• [REQUIRED ACTION]:
Lines of the material that include the string "registry" should be returned.

• [WORKING DATA]:

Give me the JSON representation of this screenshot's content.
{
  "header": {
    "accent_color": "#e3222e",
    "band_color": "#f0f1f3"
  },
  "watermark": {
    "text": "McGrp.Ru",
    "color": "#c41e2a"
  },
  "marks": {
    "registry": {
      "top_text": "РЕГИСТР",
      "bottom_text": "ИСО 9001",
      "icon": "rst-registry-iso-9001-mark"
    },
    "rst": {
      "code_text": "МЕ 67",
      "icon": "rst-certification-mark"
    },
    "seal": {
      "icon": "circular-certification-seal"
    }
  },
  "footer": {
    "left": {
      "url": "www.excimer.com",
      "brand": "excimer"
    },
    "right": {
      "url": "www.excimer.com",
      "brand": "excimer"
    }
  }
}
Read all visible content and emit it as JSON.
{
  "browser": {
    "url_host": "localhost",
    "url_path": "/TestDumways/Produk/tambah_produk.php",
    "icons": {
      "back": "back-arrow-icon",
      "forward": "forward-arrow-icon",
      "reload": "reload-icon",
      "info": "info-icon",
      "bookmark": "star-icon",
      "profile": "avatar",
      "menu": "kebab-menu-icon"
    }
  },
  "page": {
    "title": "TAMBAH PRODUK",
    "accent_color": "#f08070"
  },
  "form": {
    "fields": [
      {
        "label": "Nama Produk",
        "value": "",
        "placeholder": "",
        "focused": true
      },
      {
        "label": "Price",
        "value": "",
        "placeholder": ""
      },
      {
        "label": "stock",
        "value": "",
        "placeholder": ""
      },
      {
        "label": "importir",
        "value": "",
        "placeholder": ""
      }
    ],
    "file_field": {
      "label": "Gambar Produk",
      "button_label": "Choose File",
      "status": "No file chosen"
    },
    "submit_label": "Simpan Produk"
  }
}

• [RESULT OF THE EXERCISE]:
    "registry": {
      "icon": "rst-registry-iso-9001-mark"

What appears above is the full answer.